Miss Quested is intrigued by the Marabar Caves, and, since she is a woman, she is expected to sit home while her fiancée, a judge, dictates what is appropriate for both her and the local population. Usually erroneously. The bored woman identifies, perhaps in a misguided way, with the plight of the Indians, who are kept in check by the racist British regime, as she too is kept from doing what she pleases because of social convention.

“Adventures do occur,” offers Mrs. Moore, over cucumber sandwiches on the terrace. “But not punctually.” Miss Quested’s thirst for the knowledge of the unknown belies the trappings of proper British society. She doesn’t want to sit around, under lock and key, drinking tea and playing mindless games. She wants excitement. Dr. Aziz, a doctor who is also searching for a greater truth, agrees to take the women out to the caves.

In this new edition, fans are treated to an entire disc of extras features and bonus documentaries, including the story of the author, Forster (who also wrote Howard’s End). He used his personal experiences in the country as a basis for this novel, with which he wanted to explore the racial tensions with a balanced, observational perspective. Forster wanted to show how hard it was to nurture relationships for both groups of people. This would be his only full-length novel, beloved by his countrymen.

Lean’s own experience in India (which included visiting often and marrying an Indian woman) contributed to his desire to make a film in the country. A producer on the film said that Lean was “terribly upset” when another Brit, Richard Attenborough, made the Indian epic Gandhi, around the same time. A Passage to India was the director’s first film in 14 years, and the script, which was written by Lean in New Delhi, took more than 18 months to finish.

Filming took place on location in India on a huge, constructed back lot set. In some cases the set was even grown: for the crucial scene where Miss Quested stumbles onto a gaggle of erotic relics in a field of elephant grass, an acre of grass was planted months in advance so they could get the perfect, controlled setting.

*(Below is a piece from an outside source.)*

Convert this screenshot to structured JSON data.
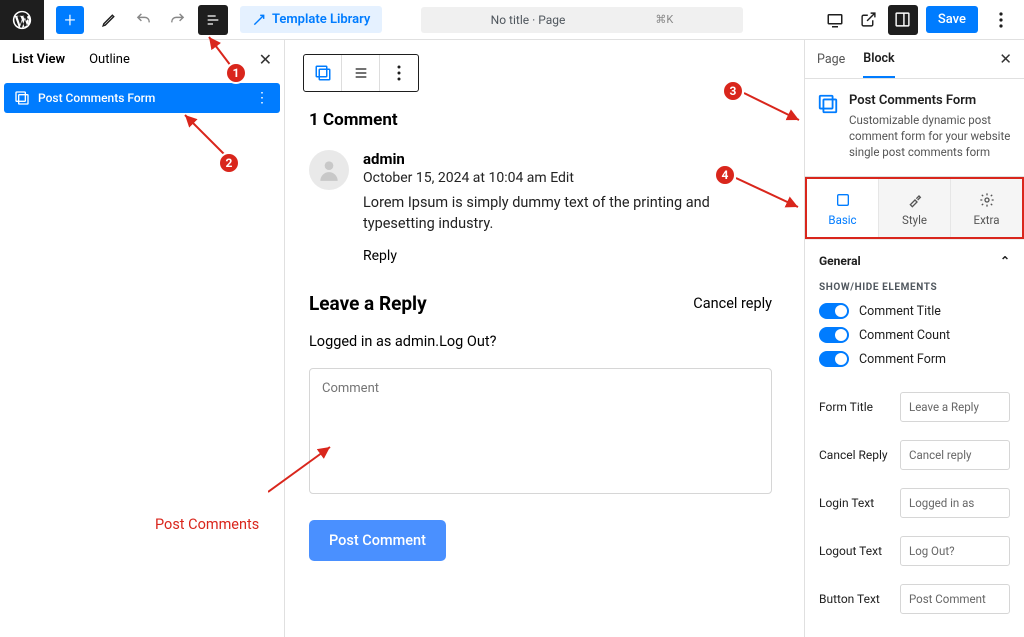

The craftsmen built the town square from the ground up, including all of the storefronts and booths that lined the “street”, and stocked each stall with appropriate goods such as spices and local foods. This kind of artisanal building of sets is an aspect of filmmaking that seems to be missing in contemporary movies, though recent Lean-like epics such as The Painted Veil echo this hands-on aesthetic.

What happened to Miss Quested in the Marabar Caves? This is the question Forster, Lean, and all of the people involved with A Passage to India grapple with, but everyone attached to the production insists that the outcome of her fateful adventure in the Indian countryside is something best left to reader’s or viewer’s imaginations.

Lean didn’t explore the characters with much care, either. He famously argued with the introspective Davis during filming (and in the extras this is brought up again, but the participants insist that it was just Davis’ modern acting methods that turned many off). Many of the actors and crew interviewed talk about how Lean was more concerned with the technical aspects of the film, and preferred to let the actors figure their characters out without the benefit of rehearsals or much direction. It’s as though the acting is secondary to the scenery.

The main character of the film is not Miss Quested, nor is it Mrs. Moore or Dr. Aziz. It is India itself, whose operatically sweeping vistas are photographed with meticulous detail and a natural curiosity. The canvas of imagery painted by Lean’s camera overpowers the director’s own script and his disjointed editing doesn’t do the performers any favors. But this is a must-see because of the unique style of visual filmic language employed by Lean that died with him.

A Passage to India is a solid throwback to an era where the scope and poetry of the eloquent imagery were the only things that mattered, but even in 1984, when this film was released, this kind of old Hollywood-style approach was on its way out. It doesn’t really fit neatly in a modern filmmaking age, where instead of constructing a set by hand, we now only require a little imagination and a computer.

RATING 6 / 10